Geoff Nicholson is having a go at all the foibles and obsessions of late twentieth/early twenty first century man/woman. He’s done cars, food, tourism, cinema, gardening, department stores and, of course, sex and drugs and rock’n’roll. In this one he does architecture and living space and, of course, sex and drugs and rock’n’roll. Kelly Howell is a taxi driver in a village in Sussex. She is also the daughter of the most famous architect never to design a house, Christopher Howell, an iconoclastic architect/writer (we get several samples of his writing in the book, including his ideas on the relationship between form and function in building). Ironically and symbolically, Howell père was killed by a giant hand falling on top of him. Kelly, as a good Nicholson heroine, has an obsession with her father and his reputation, despite having had to foist off students, journalists, researchers, etc. eager to find out about her late father.
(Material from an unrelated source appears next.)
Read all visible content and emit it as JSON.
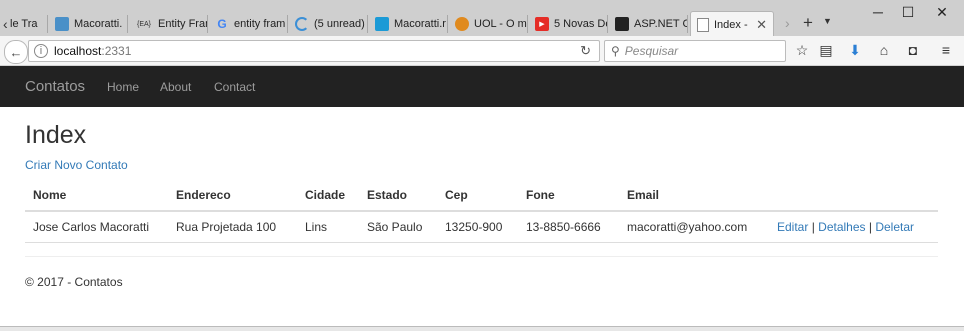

Enter Jack Dexter. Dexter is an American, visiting the Suffolk village of Carsham, where Kelly lives and works. He engages her services to take her round Suffolk, claiming a recent divorce and an injured leg. She takes him to the obvious places, starting with Southwold and Aldeburgh. They gradually warm to each other, though she seems to remain irritated with him, and end up in bed. But, of course, something has to happen and it does. He reveals that, contrary to what she had thought, he does know of her father (and her) and came with the express purpose of meeting her. Her anger is soon tempered, when she finds out that his father knew her father and that her father actually did design a house for his father, which is still extant. They head off to California to see it. In good Nicholson fashion, there is a cataclysmic climax and, as the title so wittily explains, there are ruins everywhere.

Nicholson is, of course, concerned with living space and how we relate to it and how it affects us, from geodesic domes to the ruins of the title, both old ones and new ones. Kelly has a strange converted chapel as a home (which was featured in a magazine) which clearly expresses her wayward personality as the house her father designed in California may well have expressed his. But Nicholson has an apocalyptic vision and, despite the final line, She didn’t feel remotely ruined, this is one more of his guides on our road to ruin.

Publishing history

First published 1999 by Victor Gollancz